Green waste includes things such as grass clippings, leaves and tree trimmings, small branches, weeds and bark. It does not include brown waste matter such as cabbage trees, bamboo or flax, which have high carbon content. Waste products such as soil/clay, hazardous materials, general waste, clean/hardfill or food waste don’t go in this bin either, so keep it green and you’ll be winning with this bin.
For disposing of soil and dirt, there is a specific skip bin suited to this type of waste, and it is important to be clear about what you can and can’t put in this bin. The soil and dirt that can be disposed of in this bin are those that have not been contaminated with any pollutants or other rubbish. This bin is not appropriate for putting turf or contaminants, garden waste, general waste, clean/hard fill or hazardous materials. It’s for clean dirt and soil only.

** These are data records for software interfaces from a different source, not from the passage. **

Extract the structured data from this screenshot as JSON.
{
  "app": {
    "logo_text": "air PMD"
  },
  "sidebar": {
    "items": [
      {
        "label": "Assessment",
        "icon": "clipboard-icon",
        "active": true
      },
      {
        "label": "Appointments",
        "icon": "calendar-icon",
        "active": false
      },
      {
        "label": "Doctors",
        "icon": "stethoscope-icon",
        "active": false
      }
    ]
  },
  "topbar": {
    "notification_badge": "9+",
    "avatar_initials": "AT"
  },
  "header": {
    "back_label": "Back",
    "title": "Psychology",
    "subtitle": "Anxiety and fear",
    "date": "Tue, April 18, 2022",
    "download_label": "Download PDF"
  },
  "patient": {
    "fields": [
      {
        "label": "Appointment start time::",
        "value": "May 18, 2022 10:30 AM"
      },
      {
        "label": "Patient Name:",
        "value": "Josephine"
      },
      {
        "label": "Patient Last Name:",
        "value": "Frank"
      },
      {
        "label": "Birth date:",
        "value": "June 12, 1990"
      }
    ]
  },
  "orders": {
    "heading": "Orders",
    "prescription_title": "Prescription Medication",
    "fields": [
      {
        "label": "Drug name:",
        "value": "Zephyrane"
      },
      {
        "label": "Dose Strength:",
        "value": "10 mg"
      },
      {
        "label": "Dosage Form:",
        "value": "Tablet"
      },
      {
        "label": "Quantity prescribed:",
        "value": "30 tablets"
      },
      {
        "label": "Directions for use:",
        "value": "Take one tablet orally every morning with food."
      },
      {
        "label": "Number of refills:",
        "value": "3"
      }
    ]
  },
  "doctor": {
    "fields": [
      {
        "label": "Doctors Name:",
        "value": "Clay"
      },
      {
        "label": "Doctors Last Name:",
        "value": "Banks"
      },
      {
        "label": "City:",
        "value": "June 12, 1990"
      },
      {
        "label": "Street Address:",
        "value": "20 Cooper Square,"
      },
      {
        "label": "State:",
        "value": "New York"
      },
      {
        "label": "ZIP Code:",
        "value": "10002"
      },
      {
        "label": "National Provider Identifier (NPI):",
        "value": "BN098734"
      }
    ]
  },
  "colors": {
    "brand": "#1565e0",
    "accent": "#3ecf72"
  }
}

There is a reason why hazardous materials need to be handled, packaged, labelled, stored and disposed of in appropriate places. Hazardous waste is any waste that has the potential to be dangerous or cause damage to living beings or the environment. These waste products can be liquid, solid or gas, and none are welcome in any of the Bookabin skip bins. When referring to hazardous materials this includes asbestos, paint, solvents, acids, laboratory waste, oils and grease traps. If you are unsure whether your waste is a hazardous material get in touch with us and we will be able to provide you with this information.